WHAT YOU WILL DO:
Each line of the data must reappear exactly in your answer, with no images included.

(DATASET RECORDS Opens)

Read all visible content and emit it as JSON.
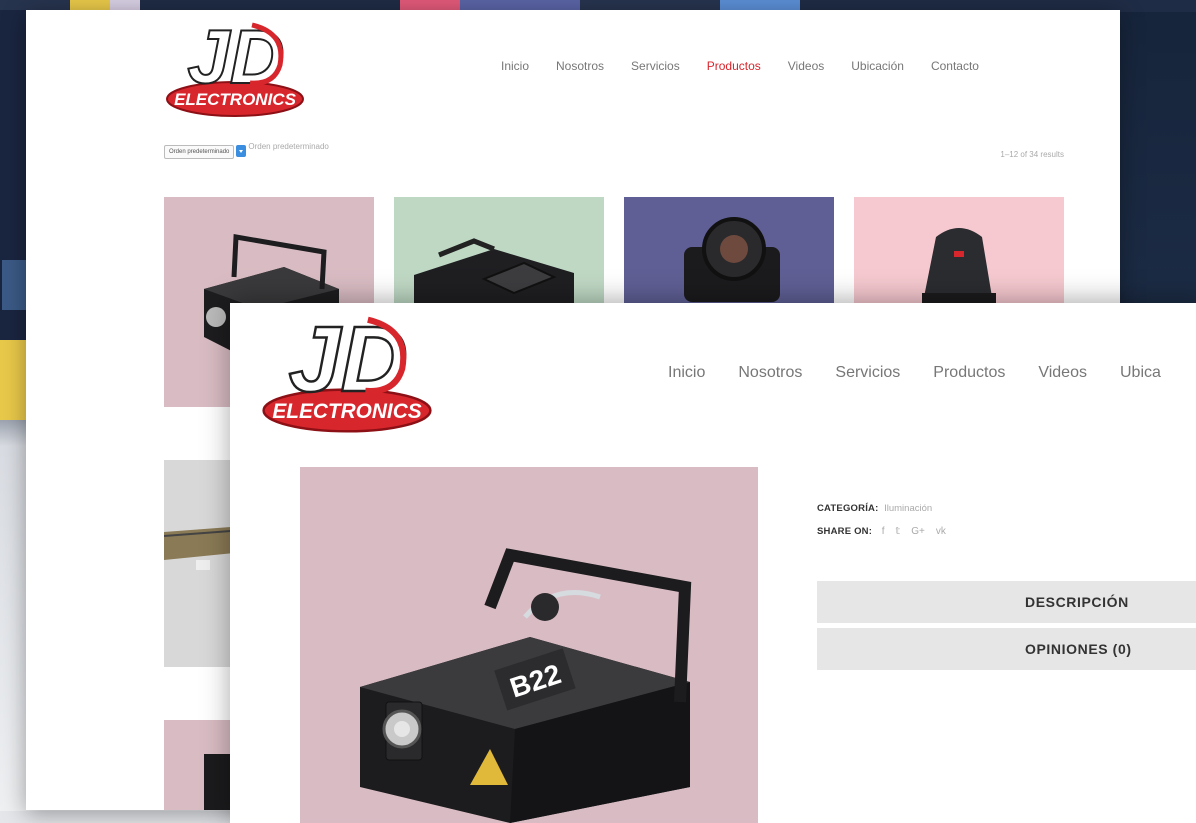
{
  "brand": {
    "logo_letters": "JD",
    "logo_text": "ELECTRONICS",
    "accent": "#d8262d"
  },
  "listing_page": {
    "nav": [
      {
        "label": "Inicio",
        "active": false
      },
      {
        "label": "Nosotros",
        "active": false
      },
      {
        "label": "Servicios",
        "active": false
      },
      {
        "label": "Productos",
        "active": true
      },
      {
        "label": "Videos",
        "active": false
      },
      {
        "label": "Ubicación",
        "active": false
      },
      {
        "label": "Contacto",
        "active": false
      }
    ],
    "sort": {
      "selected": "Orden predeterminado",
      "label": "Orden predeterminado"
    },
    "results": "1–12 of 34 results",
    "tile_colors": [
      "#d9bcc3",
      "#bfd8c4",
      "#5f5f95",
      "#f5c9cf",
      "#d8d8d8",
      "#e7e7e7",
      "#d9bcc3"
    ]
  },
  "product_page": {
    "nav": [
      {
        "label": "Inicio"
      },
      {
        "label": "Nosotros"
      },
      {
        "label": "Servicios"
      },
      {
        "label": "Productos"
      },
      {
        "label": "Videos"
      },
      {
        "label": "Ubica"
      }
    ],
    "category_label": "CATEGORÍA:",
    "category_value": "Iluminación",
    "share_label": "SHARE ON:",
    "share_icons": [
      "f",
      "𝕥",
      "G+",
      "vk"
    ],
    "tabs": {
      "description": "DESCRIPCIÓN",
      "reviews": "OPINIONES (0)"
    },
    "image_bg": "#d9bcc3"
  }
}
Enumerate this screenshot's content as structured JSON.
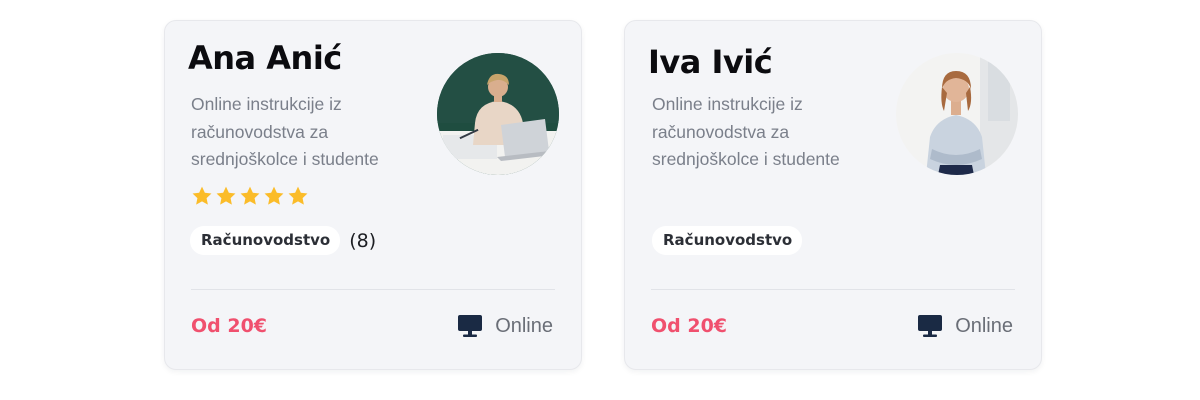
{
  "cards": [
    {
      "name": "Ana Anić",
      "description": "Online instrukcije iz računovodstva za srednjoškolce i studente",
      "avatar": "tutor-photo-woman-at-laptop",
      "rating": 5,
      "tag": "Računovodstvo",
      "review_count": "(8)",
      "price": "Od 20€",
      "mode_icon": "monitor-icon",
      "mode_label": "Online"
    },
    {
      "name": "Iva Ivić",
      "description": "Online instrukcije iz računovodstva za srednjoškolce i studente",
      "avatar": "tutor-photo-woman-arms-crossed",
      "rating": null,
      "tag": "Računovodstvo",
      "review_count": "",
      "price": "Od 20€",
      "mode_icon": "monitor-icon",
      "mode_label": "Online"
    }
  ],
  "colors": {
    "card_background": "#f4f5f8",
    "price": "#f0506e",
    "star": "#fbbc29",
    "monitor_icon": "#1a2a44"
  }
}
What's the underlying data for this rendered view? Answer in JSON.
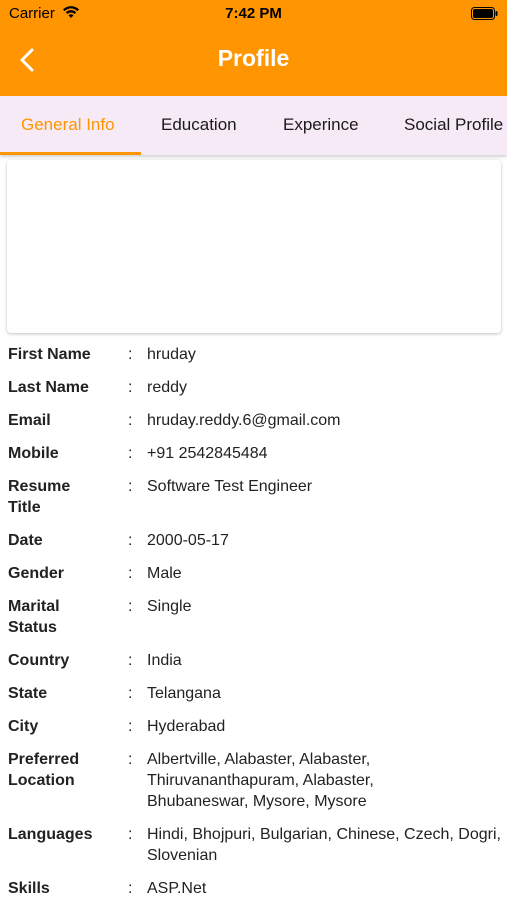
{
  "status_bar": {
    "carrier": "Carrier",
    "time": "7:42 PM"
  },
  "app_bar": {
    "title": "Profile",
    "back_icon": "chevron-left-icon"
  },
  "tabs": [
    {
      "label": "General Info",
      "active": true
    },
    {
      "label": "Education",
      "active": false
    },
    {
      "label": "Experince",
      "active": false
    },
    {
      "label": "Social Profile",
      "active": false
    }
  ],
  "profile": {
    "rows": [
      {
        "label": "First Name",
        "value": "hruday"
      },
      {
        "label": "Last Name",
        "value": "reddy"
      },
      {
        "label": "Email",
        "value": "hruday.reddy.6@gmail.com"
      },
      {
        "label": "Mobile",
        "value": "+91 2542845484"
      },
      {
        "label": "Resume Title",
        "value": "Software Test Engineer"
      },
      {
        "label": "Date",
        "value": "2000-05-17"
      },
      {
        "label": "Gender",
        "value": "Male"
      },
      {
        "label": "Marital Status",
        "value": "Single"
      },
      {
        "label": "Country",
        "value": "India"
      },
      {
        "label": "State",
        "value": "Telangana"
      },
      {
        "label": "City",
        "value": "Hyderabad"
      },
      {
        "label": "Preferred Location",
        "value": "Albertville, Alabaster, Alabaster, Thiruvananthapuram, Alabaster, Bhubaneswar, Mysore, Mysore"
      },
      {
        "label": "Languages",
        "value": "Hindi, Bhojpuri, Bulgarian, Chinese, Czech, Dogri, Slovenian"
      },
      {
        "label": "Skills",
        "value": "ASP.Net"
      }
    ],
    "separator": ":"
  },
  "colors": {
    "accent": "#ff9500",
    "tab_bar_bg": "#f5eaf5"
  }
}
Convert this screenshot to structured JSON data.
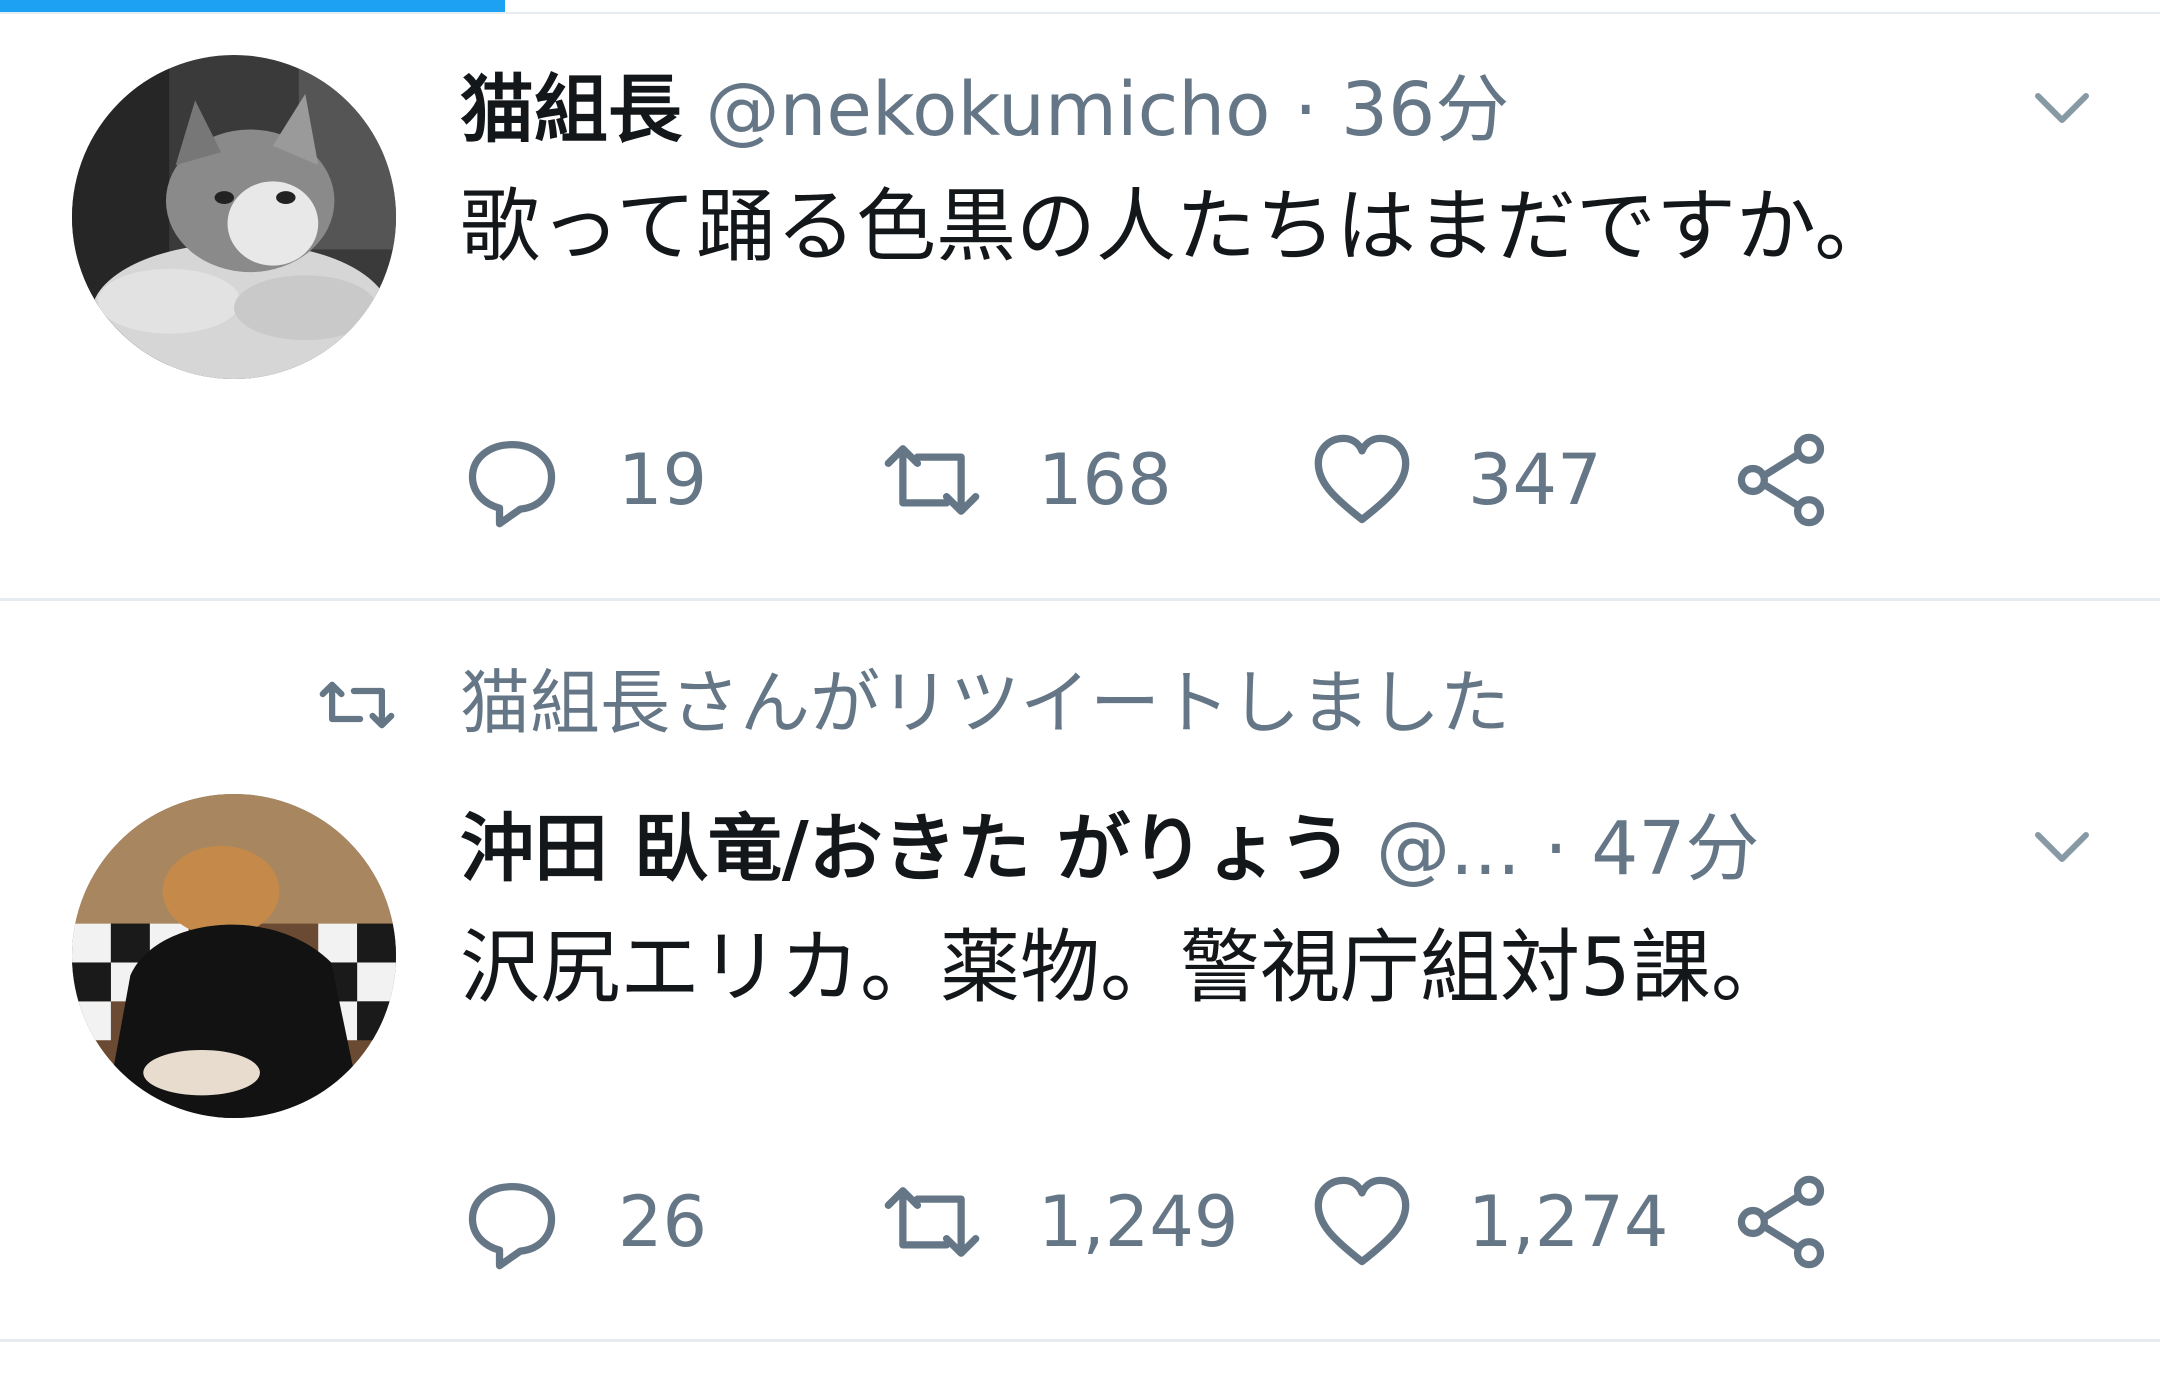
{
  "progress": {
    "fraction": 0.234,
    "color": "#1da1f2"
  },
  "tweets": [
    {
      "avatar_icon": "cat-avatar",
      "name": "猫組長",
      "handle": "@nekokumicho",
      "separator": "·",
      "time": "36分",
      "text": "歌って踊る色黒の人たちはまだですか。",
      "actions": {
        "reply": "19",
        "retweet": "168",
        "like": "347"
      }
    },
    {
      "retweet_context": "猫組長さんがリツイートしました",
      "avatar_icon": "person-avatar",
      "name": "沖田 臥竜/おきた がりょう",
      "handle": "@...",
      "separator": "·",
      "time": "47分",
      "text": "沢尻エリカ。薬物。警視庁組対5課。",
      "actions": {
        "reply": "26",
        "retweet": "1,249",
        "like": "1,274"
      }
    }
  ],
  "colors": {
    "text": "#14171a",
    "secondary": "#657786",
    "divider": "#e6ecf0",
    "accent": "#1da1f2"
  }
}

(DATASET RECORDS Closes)

EXPECTED ANSWER:
Read all visible content and emit it as JSON.
{
  "brand": {
    "logo_letters": "JD",
    "logo_text": "ELECTRONICS",
    "accent": "#d8262d"
  },
  "listing_page": {
    "nav": [
      {
        "label": "Inicio",
        "active": false
      },
      {
        "label": "Nosotros",
        "active": false
      },
      {
        "label": "Servicios",
        "active": false
      },
      {
        "label": "Productos",
        "active": true
      },
      {
        "label": "Videos",
        "active": false
      },
      {
        "label": "Ubicación",
        "active": false
      },
      {
        "label": "Contacto",
        "active": false
      }
    ],
    "sort": {
      "selected": "Orden predeterminado",
      "label": "Orden predeterminado"
    },
    "results": "1–12 of 34 results",
    "tile_colors": [
      "#d9bcc3",
      "#bfd8c4",
      "#5f5f95",
      "#f5c9cf",
      "#d8d8d8",
      "#e7e7e7",
      "#d9bcc3"
    ]
  },
  "product_page": {
    "nav": [
      {
        "label": "Inicio"
      },
      {
        "label": "Nosotros"
      },
      {
        "label": "Servicios"
      },
      {
        "label": "Productos"
      },
      {
        "label": "Videos"
      },
      {
        "label": "Ubica"
      }
    ],
    "category_label": "CATEGORÍA:",
    "category_value": "Iluminación",
    "share_label": "SHARE ON:",
    "share_icons": [
      "f",
      "𝕥",
      "G+",
      "vk"
    ],
    "tabs": {
      "description": "DESCRIPCIÓN",
      "reviews": "OPINIONES (0)"
    },
    "image_bg": "#d9bcc3"
  }
}
Enumerate this screenshot's content as structured JSON.
{
  "cards": [
    {
      "name": "Ana Anić",
      "description": "Online instrukcije iz računovodstva za srednjoškolce i studente",
      "avatar": "tutor-photo-woman-at-laptop",
      "rating": 5,
      "tag": "Računovodstvo",
      "review_count": "(8)",
      "price": "Od 20€",
      "mode_icon": "monitor-icon",
      "mode_label": "Online"
    },
    {
      "name": "Iva Ivić",
      "description": "Online instrukcije iz računovodstva za srednjoškolce i studente",
      "avatar": "tutor-photo-woman-arms-crossed",
      "rating": null,
      "tag": "Računovodstvo",
      "review_count": "",
      "price": "Od 20€",
      "mode_icon": "monitor-icon",
      "mode_label": "Online"
    }
  ],
  "colors": {
    "card_background": "#f4f5f8",
    "price": "#f0506e",
    "star": "#fbbc29",
    "monitor_icon": "#1a2a44"
  }
}
What's the underlying data for this rendered view? Answer in JSON.
{
  "status_bar": {
    "carrier": "Carrier",
    "time": "7:42 PM"
  },
  "app_bar": {
    "title": "Profile",
    "back_icon": "chevron-left-icon"
  },
  "tabs": [
    {
      "label": "General Info",
      "active": true
    },
    {
      "label": "Education",
      "active": false
    },
    {
      "label": "Experince",
      "active": false
    },
    {
      "label": "Social Profile",
      "active": false
    }
  ],
  "profile": {
    "rows": [
      {
        "label": "First Name",
        "value": "hruday"
      },
      {
        "label": "Last Name",
        "value": "reddy"
      },
      {
        "label": "Email",
        "value": "hruday.reddy.6@gmail.com"
      },
      {
        "label": "Mobile",
        "value": "+91 2542845484"
      },
      {
        "label": "Resume Title",
        "value": "Software Test Engineer"
      },
      {
        "label": "Date",
        "value": "2000-05-17"
      },
      {
        "label": "Gender",
        "value": "Male"
      },
      {
        "label": "Marital Status",
        "value": "Single"
      },
      {
        "label": "Country",
        "value": "India"
      },
      {
        "label": "State",
        "value": "Telangana"
      },
      {
        "label": "City",
        "value": "Hyderabad"
      },
      {
        "label": "Preferred Location",
        "value": "Albertville, Alabaster, Alabaster, Thiruvananthapuram, Alabaster, Bhubaneswar, Mysore, Mysore"
      },
      {
        "label": "Languages",
        "value": "Hindi, Bhojpuri, Bulgarian, Chinese, Czech, Dogri, Slovenian"
      },
      {
        "label": "Skills",
        "value": "ASP.Net"
      }
    ],
    "separator": ":"
  },
  "colors": {
    "accent": "#ff9500",
    "tab_bar_bg": "#f5eaf5"
  }
}
Convert this screenshot to structured JSON data.
{
  "progress": {
    "fraction": 0.234,
    "color": "#1da1f2"
  },
  "tweets": [
    {
      "avatar_icon": "cat-avatar",
      "name": "猫組長",
      "handle": "@nekokumicho",
      "separator": "·",
      "time": "36分",
      "text": "歌って踊る色黒の人たちはまだですか。",
      "actions": {
        "reply": "19",
        "retweet": "168",
        "like": "347"
      }
    },
    {
      "retweet_context": "猫組長さんがリツイートしました",
      "avatar_icon": "person-avatar",
      "name": "沖田 臥竜/おきた がりょう",
      "handle": "@...",
      "separator": "·",
      "time": "47分",
      "text": "沢尻エリカ。薬物。警視庁組対5課。",
      "actions": {
        "reply": "26",
        "retweet": "1,249",
        "like": "1,274"
      }
    }
  ],
  "colors": {
    "text": "#14171a",
    "secondary": "#657786",
    "divider": "#e6ecf0",
    "accent": "#1da1f2"
  }
}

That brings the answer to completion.